Patients develop this disorder due to premature closure of the growth plate in the affected metatarsal while the surrounding metatarsals continue to grow at a normal rate. The premature growth arrest can be congenital (something that we’re born with) or acquired throughout childhood. Congenital disorders that tend to lend themselves to brachymetatarsia include Down’s Syndrome, Turner’s Syndrome or bone enlargement. The most commonly acquired causes of ‘brachymet’ include trauma to the growth plate or infection both of which also arrest growth in the bone.
Most commonly, the 4th metatarsal is affected, and patients usually know something isn’t right, not by the symptoms they experience, but simply by the appearance of their foot. Their primary complaint upon presentation to a Podiatrist is that their toe “looks funny!” They may relay symptoms of calluses with associated pain beneath the adjacent metatarsals, a dorsal corn on the affected toe that rubs with shoe-wear, or contractures of both the affected digit and the surrounding digits. However, the conversation always leads back to the look of the toe. That is, their primary concern is cosmesis!

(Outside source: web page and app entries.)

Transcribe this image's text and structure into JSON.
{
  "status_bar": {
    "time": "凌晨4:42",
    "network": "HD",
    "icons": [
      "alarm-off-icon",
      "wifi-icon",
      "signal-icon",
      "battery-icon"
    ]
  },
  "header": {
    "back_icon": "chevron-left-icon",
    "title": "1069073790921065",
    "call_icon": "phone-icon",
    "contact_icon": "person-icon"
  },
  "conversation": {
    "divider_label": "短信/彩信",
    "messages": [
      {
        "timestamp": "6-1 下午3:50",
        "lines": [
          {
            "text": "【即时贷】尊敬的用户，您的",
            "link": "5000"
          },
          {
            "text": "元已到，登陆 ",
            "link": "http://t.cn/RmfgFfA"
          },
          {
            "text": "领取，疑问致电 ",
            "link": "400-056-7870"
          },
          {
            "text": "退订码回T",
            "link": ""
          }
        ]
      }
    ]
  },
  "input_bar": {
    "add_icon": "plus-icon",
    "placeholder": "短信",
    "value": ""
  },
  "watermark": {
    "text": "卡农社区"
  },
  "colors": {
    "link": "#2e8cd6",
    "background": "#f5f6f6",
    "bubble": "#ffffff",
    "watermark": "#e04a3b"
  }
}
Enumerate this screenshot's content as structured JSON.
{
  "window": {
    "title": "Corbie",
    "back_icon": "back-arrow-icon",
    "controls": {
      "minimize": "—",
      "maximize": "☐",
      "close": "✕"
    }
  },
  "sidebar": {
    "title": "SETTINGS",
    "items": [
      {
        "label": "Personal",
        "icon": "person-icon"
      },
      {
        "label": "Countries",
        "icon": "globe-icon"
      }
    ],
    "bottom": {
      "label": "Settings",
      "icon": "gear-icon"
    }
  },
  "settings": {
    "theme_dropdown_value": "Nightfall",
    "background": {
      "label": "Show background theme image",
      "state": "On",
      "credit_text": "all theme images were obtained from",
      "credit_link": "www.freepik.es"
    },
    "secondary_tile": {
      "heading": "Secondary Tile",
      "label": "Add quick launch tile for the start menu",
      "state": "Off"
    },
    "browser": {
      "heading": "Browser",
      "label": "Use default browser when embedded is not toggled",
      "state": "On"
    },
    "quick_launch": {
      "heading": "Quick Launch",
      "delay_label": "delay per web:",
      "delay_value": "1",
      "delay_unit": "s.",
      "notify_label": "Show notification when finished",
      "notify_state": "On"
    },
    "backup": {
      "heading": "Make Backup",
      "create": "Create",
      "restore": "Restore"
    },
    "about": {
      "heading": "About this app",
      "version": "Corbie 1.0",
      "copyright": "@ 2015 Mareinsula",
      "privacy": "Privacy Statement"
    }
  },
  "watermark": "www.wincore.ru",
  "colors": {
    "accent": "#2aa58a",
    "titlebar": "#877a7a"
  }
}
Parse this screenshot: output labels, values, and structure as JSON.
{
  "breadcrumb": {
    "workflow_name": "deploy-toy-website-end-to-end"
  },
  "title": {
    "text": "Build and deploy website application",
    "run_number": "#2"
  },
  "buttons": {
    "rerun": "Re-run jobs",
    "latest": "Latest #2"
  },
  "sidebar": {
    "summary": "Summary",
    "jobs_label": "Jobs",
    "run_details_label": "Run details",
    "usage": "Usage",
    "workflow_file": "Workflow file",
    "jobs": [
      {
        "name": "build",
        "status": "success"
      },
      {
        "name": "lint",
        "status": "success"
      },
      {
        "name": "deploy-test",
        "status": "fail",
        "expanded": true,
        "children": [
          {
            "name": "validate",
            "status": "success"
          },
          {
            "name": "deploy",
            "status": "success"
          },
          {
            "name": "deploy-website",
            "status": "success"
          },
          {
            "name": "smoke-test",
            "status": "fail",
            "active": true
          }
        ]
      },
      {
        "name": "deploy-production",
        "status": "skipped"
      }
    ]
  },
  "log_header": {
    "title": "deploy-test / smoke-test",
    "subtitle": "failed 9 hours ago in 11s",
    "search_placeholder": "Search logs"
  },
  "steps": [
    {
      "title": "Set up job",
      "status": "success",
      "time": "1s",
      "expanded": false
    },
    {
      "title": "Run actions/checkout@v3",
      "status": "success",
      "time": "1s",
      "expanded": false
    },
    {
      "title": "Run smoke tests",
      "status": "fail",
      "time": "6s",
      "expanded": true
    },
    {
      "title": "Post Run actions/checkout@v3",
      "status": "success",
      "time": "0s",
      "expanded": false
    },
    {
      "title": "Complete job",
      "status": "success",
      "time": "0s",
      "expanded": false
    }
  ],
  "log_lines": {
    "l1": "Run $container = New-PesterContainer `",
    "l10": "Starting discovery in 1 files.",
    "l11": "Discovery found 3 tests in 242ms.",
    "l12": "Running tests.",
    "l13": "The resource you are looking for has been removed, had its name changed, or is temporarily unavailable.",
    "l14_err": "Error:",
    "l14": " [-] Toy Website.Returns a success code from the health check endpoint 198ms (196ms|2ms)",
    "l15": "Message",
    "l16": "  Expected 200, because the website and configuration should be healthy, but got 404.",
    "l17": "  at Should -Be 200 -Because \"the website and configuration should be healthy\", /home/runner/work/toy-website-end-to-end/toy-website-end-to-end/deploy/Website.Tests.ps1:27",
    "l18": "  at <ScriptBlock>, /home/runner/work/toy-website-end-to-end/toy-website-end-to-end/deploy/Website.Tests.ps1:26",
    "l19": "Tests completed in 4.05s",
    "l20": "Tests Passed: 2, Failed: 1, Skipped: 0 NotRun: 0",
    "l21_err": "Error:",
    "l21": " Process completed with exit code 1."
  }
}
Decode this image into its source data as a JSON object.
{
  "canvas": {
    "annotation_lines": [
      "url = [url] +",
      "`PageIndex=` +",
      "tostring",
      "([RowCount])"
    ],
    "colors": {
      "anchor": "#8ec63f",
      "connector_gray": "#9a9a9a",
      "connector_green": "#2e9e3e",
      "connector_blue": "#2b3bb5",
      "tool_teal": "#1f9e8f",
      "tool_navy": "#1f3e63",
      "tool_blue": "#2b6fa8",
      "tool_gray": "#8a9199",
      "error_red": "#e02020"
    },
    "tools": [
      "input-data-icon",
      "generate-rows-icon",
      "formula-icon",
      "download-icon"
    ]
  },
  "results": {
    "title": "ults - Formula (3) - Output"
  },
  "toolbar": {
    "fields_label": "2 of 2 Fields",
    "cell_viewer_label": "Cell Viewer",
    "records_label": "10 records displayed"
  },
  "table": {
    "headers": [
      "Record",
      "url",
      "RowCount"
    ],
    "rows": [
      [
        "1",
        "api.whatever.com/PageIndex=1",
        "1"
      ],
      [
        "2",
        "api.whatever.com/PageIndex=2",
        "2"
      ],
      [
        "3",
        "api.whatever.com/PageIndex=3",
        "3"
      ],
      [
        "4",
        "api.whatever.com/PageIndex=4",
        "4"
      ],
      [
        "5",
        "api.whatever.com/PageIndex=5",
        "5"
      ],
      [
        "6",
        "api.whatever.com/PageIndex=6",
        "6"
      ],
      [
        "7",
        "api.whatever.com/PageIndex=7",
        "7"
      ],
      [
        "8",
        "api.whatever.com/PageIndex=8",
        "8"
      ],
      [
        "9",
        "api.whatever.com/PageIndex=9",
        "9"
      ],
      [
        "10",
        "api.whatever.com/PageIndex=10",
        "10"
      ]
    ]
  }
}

After x-ray evaluation, your Podiatrist will determine how short the metatarsal is in relation to the adjacent metatarsals, and although the number in millimeters doesn’t mean much to you as the patient, it means a lot in terms of how your Podiatrist can correct for this abnormality, should you opt for surgical correction.
Conservative options for Brachymetatarsia only treat the associated symptoms and will not treat the look of the digit. Options for treating the associated symptoms include padding, orthotics and trimming of corns and calluses associated with the deformity. However, since the primary patient complaint is the appearance of the digit, it is common that the patient selects surgical intervention.
In terms of surgical intervention, there are two choices: one-stage lengthening of the metatarsal vs. gradual lengthening of the metatarsal. One-stage lengthening involves a surgical break of the bone with insertion of bone bank bone into the defect. This will achieve lengthening of the metatarsal in one stage, but does have complications that involve compromise of the nerves and blood vessels surrounding the digit. Gradual lengthening of the metatarsal also involves a surgical break of the metatarsal bone, but rather than filling the defect, a distraction device is applied to the foot. Over a period of several weeks the distraction device is turned so as to lengthen the area of defect, allowing the body to make its own bone. The healing process in gradual lengthening does take longer but limits the risk to the surrounding nerves and vessels.
Your Podiatrist will recommend the surgical procedure that will work best for your case, with regards to the amount of lengthening required and your postoperative weight-bearing limitations. Keep in mind, however, that with any surgical procedure, although you will lengthen the toe and improve the overall alignment of the foot, you will have a scar on the top of the foot. Careful consideration, before opting for surgical correction for your Brachymetatarsia, is necessary and it is a decision that should not be taken lightly.